Palmer United Party senator Dio Wang said his colleague Jacqui Lambie did not need to apologise to the Prime Minister for calling him a ''political psychopath'', but said Tony Abbott was a ''decent man''.
Senator Wang said that Tasmanian Senator Lambie was a ''very straightforward person and she speaks her mind''.
''I think that's a good quality of any politician, to be honest,'' he told reporters outside Parliament House on Friday
''Personally I wouldn't use such language, I think he's [Mr Abbott] a decent person trying to do his job.''
Senator Lambie has taken swipes at Mr Abbott this week as the rookie MPs arrived for orientation sessions at Parliament House before the new Senate sits for the first time on Monday.
On Thursday, Senator Lambie criticised Mr Abbott for "parading his daughters around" during the 2013 election campaign and has previously called Mr Abbott a ''political psychopath''. She has also called the Prime Minister a ''bare-faced, uncaring liar''.
Senator Lambie, on Friday took another swipe at Mr Abbott, declaring the Prime Minister needs ''a bucket of cement'' to toughen up if he couldn't cop her criticism.
The political rookie isn't fazed by the stir she's caused, and has offered Mr Abbott some free advice about how to handle critics.
''If you're not used to attacks by now then you probably shouldn't be in that position,'' she told the Nine Network on Friday.
''You've got one of two choices. You can run and hide or you can say to yourself 'here's a bucket of cement – toughen up'.''
She also rejected suggestions she'd crossed the line by dragging families into the political argy bargy, rehashing her belief that Mr Abbott put his daughters at risk during the election campaign.
The former military police officer said there was a fine line between enlisting your family's support and ''parading'' them for political gain.
''Let's face it, they are really three gorgeous looking girls,'' she said of Mr Abbott's daughters.
''I can only hope that they can stay safe but I guess we'll see what happens in the future.''
Senator Wang backed Senator Lambie's comments on Mr Abbott's family, saying ''I wouldn't expose my family to the public too much''.

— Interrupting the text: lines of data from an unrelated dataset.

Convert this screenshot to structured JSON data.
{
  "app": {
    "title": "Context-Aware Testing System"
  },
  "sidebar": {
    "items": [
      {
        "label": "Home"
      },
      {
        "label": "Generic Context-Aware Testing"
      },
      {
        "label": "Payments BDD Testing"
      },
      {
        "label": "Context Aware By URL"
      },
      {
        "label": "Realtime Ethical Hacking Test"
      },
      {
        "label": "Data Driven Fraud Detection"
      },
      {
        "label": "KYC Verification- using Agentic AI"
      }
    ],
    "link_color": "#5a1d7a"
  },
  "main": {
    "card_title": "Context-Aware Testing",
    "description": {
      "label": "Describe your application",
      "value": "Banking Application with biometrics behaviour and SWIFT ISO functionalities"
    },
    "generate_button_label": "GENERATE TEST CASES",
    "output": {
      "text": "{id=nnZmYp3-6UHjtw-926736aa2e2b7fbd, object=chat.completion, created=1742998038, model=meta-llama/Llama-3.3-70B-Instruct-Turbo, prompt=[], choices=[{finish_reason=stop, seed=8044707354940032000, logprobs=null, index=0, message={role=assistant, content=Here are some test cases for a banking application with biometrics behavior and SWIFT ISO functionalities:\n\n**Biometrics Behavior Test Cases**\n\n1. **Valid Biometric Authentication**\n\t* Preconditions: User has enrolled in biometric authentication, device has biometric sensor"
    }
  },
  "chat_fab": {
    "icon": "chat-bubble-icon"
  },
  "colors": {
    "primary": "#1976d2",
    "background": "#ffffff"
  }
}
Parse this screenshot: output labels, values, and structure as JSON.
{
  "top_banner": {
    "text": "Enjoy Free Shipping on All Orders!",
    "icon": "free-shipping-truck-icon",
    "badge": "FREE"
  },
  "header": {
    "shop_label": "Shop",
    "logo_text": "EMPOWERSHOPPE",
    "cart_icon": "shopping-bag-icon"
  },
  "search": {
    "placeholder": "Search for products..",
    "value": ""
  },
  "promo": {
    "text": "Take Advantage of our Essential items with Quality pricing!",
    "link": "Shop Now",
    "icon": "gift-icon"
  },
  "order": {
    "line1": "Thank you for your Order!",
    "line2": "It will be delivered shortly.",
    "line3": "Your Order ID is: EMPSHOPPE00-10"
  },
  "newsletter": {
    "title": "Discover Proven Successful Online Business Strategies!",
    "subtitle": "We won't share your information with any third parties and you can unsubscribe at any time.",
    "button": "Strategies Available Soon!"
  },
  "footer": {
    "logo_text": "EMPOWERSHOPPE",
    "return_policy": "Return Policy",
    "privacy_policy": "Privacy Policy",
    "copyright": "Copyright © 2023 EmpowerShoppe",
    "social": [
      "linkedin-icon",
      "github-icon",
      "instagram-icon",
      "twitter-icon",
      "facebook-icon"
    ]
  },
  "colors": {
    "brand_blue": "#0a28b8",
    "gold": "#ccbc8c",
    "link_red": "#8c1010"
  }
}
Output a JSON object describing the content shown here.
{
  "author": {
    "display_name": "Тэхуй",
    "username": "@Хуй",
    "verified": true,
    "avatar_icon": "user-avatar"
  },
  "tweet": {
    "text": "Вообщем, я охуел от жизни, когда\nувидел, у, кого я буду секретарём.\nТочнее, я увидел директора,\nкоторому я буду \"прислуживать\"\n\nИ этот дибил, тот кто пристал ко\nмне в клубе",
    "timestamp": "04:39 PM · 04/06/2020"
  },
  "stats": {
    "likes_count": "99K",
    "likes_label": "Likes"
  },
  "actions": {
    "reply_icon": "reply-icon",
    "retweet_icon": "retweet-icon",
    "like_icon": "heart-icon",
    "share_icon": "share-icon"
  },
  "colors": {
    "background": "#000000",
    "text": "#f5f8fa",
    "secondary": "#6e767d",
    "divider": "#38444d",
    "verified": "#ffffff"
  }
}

''But obviously it's Mr Tony Abbott's family and they decide what they want to do,'' he said.
Education Minister Christopher Pyne said he hoped Senator Lambie reflected on the respect and mutual support that's expected of politicians when she entered the Senate on Monday.
''I think Jacqui Lambie and all of us in Canberra should treat each other with the respect that all colleagues deserve,'' he told the Nine Network.
But Senator Lambie claimed she hadn't been offered the same courtesy and would keep up the biff, posing a prickly reality for the government as it tries to court the key crossbencher.
''You know what, start extending the olive branch or I guess we're going to be playing this game with each other for some time yet,'' she warned.
And the outspoken Senator has also declared ''absolute'' intention to nab the country's top job, a post her boss, Clive Palmer, has also made no secret of coveting.
''You don't get into politics if you don't want to go all the way,'' she said.
''And if you don't have those aspirations, then maybe you shouldn't be here in the first place.''
Senator Lambie's says her inspiration is former British prime minister the late Margaret Thatcher, who she credits with common sense, brains and the ability to stand her ground.